The most important discussions had were the ones toward the end of the class, especially those about the Dark Web and digital ethics. For most people, the Dark Web is this nebulous concept of a hidden online world that acts as the seedy underbelly of the world wide web. Learning that the Dark Web has noble uses was eye-opening, although in hindsight it makes sense. It is essentially incognito browsing amped up to 11, and while that does allow certain bad elements to use the internet for truly horrific ends, it also allows the oppressed and threatened to tell their stories and get vital information they need to fight back against the administrations or individuals who can harm them. Meanwhile, digital ethics is a field that needs to be developed more substantially as the technology and culture of the internet continues to grow at a rapid pace. Learning how technology can be used to subtly oppress people, and how false information can spread so rapidly were both important truths that needed to be learned and spread, and figuring out how to fix these problems, and the myriad of others that the internet creates, needs to be a priority for us as a species.

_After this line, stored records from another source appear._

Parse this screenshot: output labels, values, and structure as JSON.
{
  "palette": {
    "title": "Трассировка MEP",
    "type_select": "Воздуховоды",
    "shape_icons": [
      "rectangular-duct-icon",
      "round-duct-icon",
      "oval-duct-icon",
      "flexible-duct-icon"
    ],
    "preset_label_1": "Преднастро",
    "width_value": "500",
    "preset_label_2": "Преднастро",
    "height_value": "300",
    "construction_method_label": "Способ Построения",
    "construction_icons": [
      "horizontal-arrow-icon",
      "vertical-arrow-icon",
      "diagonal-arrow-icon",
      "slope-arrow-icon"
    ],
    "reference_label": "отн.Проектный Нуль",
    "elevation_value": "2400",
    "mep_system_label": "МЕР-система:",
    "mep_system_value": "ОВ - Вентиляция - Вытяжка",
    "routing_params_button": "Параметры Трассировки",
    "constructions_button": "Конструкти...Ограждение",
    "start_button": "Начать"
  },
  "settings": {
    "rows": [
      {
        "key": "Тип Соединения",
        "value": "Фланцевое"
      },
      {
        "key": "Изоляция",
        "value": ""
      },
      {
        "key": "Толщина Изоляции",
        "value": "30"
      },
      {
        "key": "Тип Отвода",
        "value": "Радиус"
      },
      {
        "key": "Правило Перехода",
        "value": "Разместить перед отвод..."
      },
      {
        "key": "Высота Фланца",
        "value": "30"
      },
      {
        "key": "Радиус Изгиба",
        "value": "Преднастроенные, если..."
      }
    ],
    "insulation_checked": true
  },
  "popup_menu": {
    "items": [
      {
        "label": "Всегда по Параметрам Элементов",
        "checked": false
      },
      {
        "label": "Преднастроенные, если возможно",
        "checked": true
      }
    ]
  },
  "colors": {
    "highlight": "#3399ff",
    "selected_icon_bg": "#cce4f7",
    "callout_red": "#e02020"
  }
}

I’m genuinely glad that I decided to take History 427 this semester. It has been a departure from the norms of the history department, but right now that is what I needed. Taking the time to talk about issues that affect us as individuals and users of the internet is different than a lot of the classes I have taken, which focus on ancient civilizations or bygone wars. But talking about memes, about fake news, about the information age, has been a more personal experience than the ones that I have had during my years at UMW, and I think it has helped broaden my experiences and helped prepare me to work to solving the problems, and embrace the opportunities of the information age.